A word-for-word copy of the listing is needed. Retype it in full.
>>
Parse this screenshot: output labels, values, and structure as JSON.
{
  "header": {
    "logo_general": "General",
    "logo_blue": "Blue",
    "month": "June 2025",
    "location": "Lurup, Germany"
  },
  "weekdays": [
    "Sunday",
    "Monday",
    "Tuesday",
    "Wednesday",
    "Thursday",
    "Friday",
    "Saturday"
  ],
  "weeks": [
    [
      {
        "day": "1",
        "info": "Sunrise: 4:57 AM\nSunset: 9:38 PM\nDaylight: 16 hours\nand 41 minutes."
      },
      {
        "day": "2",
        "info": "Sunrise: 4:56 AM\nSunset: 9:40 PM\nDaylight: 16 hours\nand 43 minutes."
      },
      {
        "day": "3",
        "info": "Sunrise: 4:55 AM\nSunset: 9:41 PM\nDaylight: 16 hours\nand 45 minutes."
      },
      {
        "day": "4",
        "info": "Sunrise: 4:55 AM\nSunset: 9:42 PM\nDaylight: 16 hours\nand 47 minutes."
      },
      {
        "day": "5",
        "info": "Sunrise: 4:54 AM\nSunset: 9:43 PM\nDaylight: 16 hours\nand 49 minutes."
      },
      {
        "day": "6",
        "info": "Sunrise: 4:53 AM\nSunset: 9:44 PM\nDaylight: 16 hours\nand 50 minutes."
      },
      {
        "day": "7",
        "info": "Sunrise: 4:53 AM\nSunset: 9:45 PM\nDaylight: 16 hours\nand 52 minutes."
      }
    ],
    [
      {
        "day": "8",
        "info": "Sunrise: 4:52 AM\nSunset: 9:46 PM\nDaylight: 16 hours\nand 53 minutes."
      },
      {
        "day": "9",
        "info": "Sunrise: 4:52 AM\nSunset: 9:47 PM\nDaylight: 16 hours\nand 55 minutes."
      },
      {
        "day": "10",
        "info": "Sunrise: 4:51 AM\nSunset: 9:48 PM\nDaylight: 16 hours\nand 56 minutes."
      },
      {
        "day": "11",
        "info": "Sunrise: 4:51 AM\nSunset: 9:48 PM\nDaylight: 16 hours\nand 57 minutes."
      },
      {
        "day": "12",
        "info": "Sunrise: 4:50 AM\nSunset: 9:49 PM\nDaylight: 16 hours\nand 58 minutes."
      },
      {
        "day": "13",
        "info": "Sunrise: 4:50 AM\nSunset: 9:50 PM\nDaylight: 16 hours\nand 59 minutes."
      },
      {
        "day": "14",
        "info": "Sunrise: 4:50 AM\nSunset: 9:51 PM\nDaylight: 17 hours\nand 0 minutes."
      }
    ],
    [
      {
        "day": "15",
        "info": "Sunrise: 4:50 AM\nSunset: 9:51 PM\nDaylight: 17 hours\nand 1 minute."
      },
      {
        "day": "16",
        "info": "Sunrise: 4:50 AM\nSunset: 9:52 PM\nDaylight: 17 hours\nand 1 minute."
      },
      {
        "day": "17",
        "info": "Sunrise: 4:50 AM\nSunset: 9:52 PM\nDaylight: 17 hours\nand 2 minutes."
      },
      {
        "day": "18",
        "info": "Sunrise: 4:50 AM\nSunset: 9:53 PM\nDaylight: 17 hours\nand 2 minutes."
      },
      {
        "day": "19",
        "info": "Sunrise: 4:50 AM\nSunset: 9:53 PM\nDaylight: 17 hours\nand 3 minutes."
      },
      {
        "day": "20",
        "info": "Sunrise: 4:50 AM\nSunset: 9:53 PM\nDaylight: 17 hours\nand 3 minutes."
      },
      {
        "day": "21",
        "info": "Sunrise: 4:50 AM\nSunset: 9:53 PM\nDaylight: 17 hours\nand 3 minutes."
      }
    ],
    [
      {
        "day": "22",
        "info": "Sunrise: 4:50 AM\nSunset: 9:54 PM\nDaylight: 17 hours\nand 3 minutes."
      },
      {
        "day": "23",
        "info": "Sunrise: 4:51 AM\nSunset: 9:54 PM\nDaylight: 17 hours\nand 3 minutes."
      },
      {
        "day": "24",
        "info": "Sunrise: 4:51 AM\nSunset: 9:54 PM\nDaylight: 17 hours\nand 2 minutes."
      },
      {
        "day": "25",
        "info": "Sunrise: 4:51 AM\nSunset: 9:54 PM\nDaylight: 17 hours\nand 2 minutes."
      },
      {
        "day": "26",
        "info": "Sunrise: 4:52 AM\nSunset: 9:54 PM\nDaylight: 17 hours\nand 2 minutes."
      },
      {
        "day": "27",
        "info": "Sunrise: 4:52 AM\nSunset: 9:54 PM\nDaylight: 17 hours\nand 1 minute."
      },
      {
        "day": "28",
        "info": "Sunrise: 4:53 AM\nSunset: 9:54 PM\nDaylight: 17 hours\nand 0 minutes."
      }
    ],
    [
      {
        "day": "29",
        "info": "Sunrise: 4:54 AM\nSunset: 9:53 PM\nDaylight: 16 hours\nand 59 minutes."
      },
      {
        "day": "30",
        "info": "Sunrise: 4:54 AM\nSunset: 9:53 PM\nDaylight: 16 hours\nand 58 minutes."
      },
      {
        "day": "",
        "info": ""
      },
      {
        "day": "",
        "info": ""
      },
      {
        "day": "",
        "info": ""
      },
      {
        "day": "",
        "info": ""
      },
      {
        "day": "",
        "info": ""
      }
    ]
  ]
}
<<
• RESULT:
Parse this screenshot: output labels, values, and structure as JSON.
{
  "header": {
    "logo_general": "General",
    "logo_blue": "Blue",
    "month": "June 2025",
    "location": "Lurup, Germany"
  },
  "weekdays": [
    "Sunday",
    "Monday",
    "Tuesday",
    "Wednesday",
    "Thursday",
    "Friday",
    "Saturday"
  ],
  "weeks": [
    [
      {
        "day": "1",
        "info": "Sunrise: 4:57 AM\nSunset: 9:38 PM\nDaylight: 16 hours\nand 41 minutes."
      },
      {
        "day": "2",
        "info": "Sunrise: 4:56 AM\nSunset: 9:40 PM\nDaylight: 16 hours\nand 43 minutes."
      },
      {
        "day": "3",
        "info": "Sunrise: 4:55 AM\nSunset: 9:41 PM\nDaylight: 16 hours\nand 45 minutes."
      },
      {
        "day": "4",
        "info": "Sunrise: 4:55 AM\nSunset: 9:42 PM\nDaylight: 16 hours\nand 47 minutes."
      },
      {
        "day": "5",
        "info": "Sunrise: 4:54 AM\nSunset: 9:43 PM\nDaylight: 16 hours\nand 49 minutes."
      },
      {
        "day": "6",
        "info": "Sunrise: 4:53 AM\nSunset: 9:44 PM\nDaylight: 16 hours\nand 50 minutes."
      },
      {
        "day": "7",
        "info": "Sunrise: 4:53 AM\nSunset: 9:45 PM\nDaylight: 16 hours\nand 52 minutes."
      }
    ],
    [
      {
        "day": "8",
        "info": "Sunrise: 4:52 AM\nSunset: 9:46 PM\nDaylight: 16 hours\nand 53 minutes."
      },
      {
        "day": "9",
        "info": "Sunrise: 4:52 AM\nSunset: 9:47 PM\nDaylight: 16 hours\nand 55 minutes."
      },
      {
        "day": "10",
        "info": "Sunrise: 4:51 AM\nSunset: 9:48 PM\nDaylight: 16 hours\nand 56 minutes."
      },
      {
        "day": "11",
        "info": "Sunrise: 4:51 AM\nSunset: 9:48 PM\nDaylight: 16 hours\nand 57 minutes."
      },
      {
        "day": "12",
        "info": "Sunrise: 4:50 AM\nSunset: 9:49 PM\nDaylight: 16 hours\nand 58 minutes."
      },
      {
        "day": "13",
        "info": "Sunrise: 4:50 AM\nSunset: 9:50 PM\nDaylight: 16 hours\nand 59 minutes."
      },
      {
        "day": "14",
        "info": "Sunrise: 4:50 AM\nSunset: 9:51 PM\nDaylight: 17 hours\nand 0 minutes."
      }
    ],
    [
      {
        "day": "15",
        "info": "Sunrise: 4:50 AM\nSunset: 9:51 PM\nDaylight: 17 hours\nand 1 minute."
      },
      {
        "day": "16",
        "info": "Sunrise: 4:50 AM\nSunset: 9:52 PM\nDaylight: 17 hours\nand 1 minute."
      },
      {
        "day": "17",
        "info": "Sunrise: 4:50 AM\nSunset: 9:52 PM\nDaylight: 17 hours\nand 2 minutes."
      },
      {
        "day": "18",
        "info": "Sunrise: 4:50 AM\nSunset: 9:53 PM\nDaylight: 17 hours\nand 2 minutes."
      },
      {
        "day": "19",
        "info": "Sunrise: 4:50 AM\nSunset: 9:53 PM\nDaylight: 17 hours\nand 3 minutes."
      },
      {
        "day": "20",
        "info": "Sunrise: 4:50 AM\nSunset: 9:53 PM\nDaylight: 17 hours\nand 3 minutes."
      },
      {
        "day": "21",
        "info": "Sunrise: 4:50 AM\nSunset: 9:53 PM\nDaylight: 17 hours\nand 3 minutes."
      }
    ],
    [
      {
        "day": "22",
        "info": "Sunrise: 4:50 AM\nSunset: 9:54 PM\nDaylight: 17 hours\nand 3 minutes."
      },
      {
        "day": "23",
        "info": "Sunrise: 4:51 AM\nSunset: 9:54 PM\nDaylight: 17 hours\nand 3 minutes."
      },
      {
        "day": "24",
        "info": "Sunrise: 4:51 AM\nSunset: 9:54 PM\nDaylight: 17 hours\nand 2 minutes."
      },
      {
        "day": "25",
        "info": "Sunrise: 4:51 AM\nSunset: 9:54 PM\nDaylight: 17 hours\nand 2 minutes."
      },
      {
        "day": "26",
        "info": "Sunrise: 4:52 AM\nSunset: 9:54 PM\nDaylight: 17 hours\nand 2 minutes."
      },
      {
        "day": "27",
        "info": "Sunrise: 4:52 AM\nSunset: 9:54 PM\nDaylight: 17 hours\nand 1 minute."
      },
      {
        "day": "28",
        "info": "Sunrise: 4:53 AM\nSunset: 9:54 PM\nDaylight: 17 hours\nand 0 minutes."
      }
    ],
    [
      {
        "day": "29",
        "info": "Sunrise: 4:54 AM\nSunset: 9:53 PM\nDaylight: 16 hours\nand 59 minutes."
      },
      {
        "day": "30",
        "info": "Sunrise: 4:54 AM\nSunset: 9:53 PM\nDaylight: 16 hours\nand 58 minutes."
      },
      {
        "day": "",
        "info": ""
      },
      {
        "day": "",
        "info": ""
      },
      {
        "day": "",
        "info": ""
      },
      {
        "day": "",
        "info": ""
      },
      {
        "day": "",
        "info": ""
      }
    ]
  ]
}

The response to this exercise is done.